The task: Every line of the material below needs to be written out exactly, please.

START Source material

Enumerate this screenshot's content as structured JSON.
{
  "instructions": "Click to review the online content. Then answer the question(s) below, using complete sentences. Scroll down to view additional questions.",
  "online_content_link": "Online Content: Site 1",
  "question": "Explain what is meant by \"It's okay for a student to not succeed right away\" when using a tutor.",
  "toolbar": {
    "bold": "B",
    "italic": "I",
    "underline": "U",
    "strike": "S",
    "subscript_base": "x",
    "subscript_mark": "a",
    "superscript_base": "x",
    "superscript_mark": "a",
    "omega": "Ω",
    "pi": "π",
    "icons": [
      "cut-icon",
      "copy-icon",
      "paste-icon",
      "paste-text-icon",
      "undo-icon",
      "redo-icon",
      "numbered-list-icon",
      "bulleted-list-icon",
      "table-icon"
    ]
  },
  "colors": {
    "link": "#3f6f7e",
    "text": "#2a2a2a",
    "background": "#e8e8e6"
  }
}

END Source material

Completed task:
Enumerate this screenshot's content as structured JSON.
{
  "instructions": "Click to review the online content. Then answer the question(s) below, using complete sentences. Scroll down to view additional questions.",
  "online_content_link": "Online Content: Site 1",
  "question": "Explain what is meant by \"It's okay for a student to not succeed right away\" when using a tutor.",
  "toolbar": {
    "bold": "B",
    "italic": "I",
    "underline": "U",
    "strike": "S",
    "subscript_base": "x",
    "subscript_mark": "a",
    "superscript_base": "x",
    "superscript_mark": "a",
    "omega": "Ω",
    "pi": "π",
    "icons": [
      "cut-icon",
      "copy-icon",
      "paste-icon",
      "paste-text-icon",
      "undo-icon",
      "redo-icon",
      "numbered-list-icon",
      "bulleted-list-icon",
      "table-icon"
    ]
  },
  "colors": {
    "link": "#3f6f7e",
    "text": "#2a2a2a",
    "background": "#e8e8e6"
  }
}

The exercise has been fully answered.